Assignment: State how many lines of the entries include the string "JSON", please, leaving out everything but the number.
--- START ---
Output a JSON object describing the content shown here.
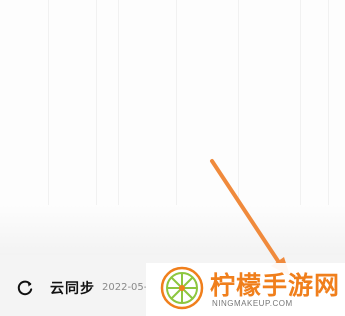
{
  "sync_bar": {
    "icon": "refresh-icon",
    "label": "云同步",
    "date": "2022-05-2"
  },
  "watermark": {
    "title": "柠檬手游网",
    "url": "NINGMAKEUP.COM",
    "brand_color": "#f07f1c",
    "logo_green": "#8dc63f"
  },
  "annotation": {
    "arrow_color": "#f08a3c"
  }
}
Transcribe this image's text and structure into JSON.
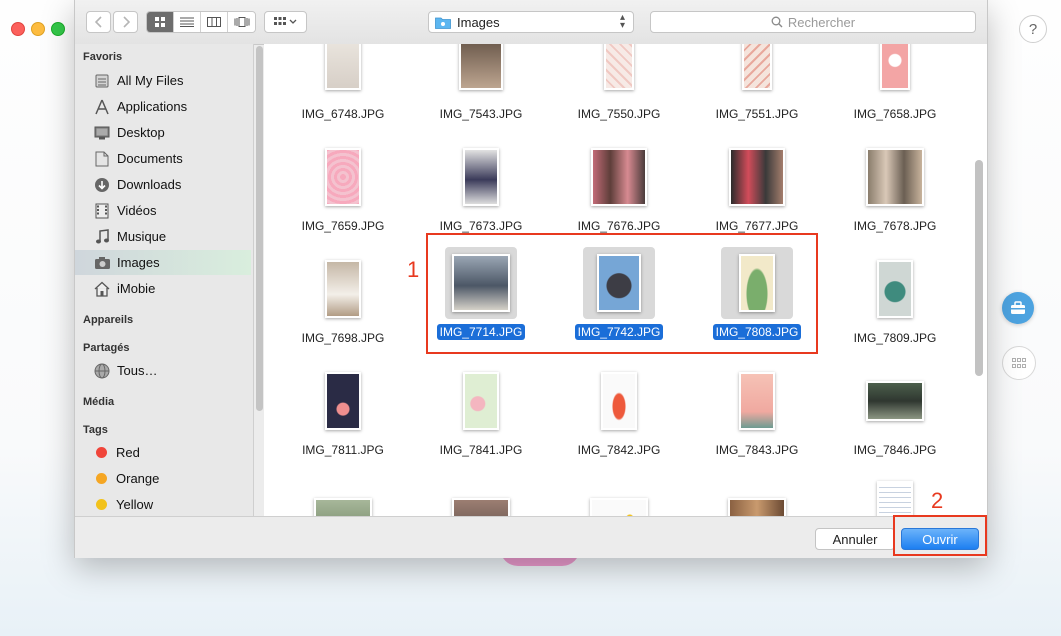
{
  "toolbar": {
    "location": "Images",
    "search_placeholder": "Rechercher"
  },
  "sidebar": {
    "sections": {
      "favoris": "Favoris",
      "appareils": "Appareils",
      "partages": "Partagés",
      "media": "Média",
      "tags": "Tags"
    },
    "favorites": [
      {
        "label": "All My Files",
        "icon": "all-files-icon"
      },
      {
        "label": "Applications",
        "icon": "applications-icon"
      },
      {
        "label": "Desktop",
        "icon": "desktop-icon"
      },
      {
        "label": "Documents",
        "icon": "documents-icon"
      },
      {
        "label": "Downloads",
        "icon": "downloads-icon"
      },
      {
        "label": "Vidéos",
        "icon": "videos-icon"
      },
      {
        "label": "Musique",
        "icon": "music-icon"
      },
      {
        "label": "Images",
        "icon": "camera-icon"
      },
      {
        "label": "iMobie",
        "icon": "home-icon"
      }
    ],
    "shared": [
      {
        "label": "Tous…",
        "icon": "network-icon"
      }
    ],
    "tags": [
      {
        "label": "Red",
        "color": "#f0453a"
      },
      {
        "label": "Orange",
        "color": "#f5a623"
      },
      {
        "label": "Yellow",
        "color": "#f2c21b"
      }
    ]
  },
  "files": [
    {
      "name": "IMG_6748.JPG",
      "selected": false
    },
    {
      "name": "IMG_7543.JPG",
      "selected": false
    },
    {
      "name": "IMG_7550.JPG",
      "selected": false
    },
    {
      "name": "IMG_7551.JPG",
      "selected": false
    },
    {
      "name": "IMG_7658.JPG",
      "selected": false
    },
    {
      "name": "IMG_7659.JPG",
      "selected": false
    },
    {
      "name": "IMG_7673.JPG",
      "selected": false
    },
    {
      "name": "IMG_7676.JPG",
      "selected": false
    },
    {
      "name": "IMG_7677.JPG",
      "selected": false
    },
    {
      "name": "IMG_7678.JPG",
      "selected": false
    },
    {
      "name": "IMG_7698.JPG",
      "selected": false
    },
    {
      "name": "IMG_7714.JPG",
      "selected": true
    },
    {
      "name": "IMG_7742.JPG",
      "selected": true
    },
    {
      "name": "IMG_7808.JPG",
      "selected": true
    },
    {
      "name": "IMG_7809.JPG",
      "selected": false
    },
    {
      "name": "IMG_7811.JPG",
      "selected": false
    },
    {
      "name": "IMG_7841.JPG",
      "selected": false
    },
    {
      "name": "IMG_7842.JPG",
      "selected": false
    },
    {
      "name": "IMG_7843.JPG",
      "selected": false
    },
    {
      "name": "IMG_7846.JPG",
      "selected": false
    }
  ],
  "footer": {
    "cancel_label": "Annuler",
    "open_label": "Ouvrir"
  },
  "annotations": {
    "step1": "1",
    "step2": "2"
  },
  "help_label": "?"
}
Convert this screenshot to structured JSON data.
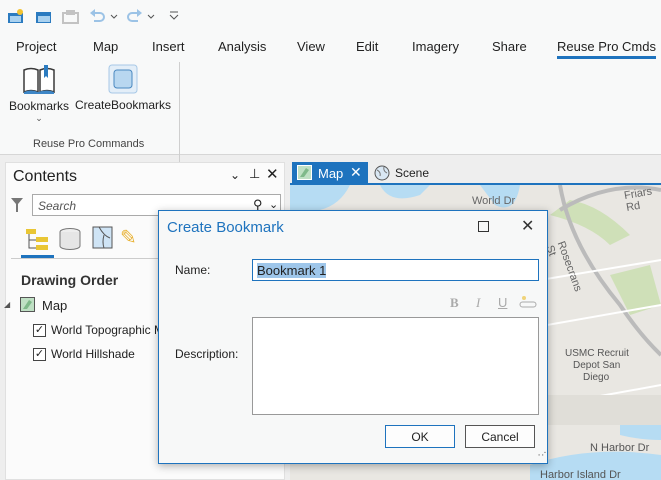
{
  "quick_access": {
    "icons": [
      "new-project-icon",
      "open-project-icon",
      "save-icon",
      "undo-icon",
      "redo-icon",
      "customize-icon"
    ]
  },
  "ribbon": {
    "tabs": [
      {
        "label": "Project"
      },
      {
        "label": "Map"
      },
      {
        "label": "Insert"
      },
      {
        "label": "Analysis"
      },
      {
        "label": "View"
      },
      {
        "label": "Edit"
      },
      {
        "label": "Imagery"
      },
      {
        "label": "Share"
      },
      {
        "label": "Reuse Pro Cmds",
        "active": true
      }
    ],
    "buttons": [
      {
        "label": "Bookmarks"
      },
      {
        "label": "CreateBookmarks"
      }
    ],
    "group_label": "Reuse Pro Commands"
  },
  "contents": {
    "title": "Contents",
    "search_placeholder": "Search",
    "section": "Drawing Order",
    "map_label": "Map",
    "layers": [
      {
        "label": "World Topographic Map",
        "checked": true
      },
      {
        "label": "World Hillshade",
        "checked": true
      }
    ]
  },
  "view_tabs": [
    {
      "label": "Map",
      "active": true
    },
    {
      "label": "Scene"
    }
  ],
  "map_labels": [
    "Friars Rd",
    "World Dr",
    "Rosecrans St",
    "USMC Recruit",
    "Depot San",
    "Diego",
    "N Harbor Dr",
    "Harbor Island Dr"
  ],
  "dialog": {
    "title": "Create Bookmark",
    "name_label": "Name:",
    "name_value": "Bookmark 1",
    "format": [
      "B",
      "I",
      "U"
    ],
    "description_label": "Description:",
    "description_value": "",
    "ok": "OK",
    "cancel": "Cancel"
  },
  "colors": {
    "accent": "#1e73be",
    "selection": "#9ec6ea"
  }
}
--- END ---
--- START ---
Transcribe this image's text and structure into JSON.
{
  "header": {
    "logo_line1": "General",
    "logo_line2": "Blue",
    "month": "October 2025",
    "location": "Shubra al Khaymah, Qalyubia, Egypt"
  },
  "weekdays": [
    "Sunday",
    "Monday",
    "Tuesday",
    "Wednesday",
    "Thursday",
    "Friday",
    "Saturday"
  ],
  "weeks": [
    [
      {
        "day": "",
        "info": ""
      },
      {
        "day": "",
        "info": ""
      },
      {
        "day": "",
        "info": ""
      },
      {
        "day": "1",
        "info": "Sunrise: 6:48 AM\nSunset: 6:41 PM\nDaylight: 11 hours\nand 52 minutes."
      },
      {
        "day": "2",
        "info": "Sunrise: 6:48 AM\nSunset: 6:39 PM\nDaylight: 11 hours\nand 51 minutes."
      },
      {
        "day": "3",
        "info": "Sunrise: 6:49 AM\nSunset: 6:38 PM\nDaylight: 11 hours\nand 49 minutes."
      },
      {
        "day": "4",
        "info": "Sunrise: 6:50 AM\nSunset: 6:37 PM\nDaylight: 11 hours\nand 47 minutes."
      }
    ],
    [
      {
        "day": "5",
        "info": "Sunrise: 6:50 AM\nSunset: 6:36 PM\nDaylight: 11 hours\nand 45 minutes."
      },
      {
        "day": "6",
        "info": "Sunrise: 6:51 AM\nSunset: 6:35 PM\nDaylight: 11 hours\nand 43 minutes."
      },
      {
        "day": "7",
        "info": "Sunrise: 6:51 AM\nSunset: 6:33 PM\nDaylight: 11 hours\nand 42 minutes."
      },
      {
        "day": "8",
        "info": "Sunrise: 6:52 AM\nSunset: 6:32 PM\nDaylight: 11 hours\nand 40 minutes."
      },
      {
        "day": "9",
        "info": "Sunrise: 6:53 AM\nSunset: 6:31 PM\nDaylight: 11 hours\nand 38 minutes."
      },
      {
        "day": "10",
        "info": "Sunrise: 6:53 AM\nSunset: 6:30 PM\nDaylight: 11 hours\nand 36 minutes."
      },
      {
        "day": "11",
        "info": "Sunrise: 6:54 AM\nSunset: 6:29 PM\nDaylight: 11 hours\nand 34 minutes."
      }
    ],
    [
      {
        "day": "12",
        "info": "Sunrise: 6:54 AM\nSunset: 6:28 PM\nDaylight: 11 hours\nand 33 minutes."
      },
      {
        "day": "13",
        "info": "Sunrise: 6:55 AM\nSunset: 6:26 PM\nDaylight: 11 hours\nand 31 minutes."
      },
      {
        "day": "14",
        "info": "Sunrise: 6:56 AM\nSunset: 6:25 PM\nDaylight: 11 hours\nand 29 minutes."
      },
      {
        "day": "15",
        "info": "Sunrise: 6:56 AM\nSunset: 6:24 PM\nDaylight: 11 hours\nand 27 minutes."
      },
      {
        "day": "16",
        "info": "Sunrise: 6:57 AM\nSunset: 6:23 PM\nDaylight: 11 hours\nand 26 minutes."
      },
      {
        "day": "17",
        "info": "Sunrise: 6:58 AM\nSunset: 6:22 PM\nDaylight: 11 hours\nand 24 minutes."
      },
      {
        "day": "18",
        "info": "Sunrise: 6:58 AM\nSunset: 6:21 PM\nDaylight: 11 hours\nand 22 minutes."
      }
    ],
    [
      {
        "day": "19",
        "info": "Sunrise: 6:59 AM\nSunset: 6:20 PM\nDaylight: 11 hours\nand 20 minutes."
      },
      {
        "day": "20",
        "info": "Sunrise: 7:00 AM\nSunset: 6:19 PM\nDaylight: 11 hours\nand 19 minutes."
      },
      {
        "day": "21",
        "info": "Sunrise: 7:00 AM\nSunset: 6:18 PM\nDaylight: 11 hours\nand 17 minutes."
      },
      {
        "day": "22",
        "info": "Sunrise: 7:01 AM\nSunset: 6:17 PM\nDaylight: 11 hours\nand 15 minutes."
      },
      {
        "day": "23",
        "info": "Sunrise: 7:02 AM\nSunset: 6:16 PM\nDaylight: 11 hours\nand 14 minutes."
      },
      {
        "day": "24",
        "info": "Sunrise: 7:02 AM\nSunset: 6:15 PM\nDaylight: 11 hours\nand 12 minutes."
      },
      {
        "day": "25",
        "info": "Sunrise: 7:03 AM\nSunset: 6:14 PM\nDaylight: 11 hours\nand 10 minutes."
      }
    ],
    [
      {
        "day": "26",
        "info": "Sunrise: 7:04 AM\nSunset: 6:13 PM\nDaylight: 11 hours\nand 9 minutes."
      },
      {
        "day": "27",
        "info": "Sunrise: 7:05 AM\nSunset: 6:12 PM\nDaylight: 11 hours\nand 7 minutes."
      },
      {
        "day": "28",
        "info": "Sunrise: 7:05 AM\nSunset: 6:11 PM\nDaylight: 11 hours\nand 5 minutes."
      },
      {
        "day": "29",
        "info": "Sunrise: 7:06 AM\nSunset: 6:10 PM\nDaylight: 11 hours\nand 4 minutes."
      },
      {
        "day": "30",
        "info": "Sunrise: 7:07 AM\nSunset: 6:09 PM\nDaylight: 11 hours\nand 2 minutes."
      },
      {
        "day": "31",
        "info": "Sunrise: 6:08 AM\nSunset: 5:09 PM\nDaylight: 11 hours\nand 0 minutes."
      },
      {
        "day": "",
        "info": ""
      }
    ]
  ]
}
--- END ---
Exercise answer: 4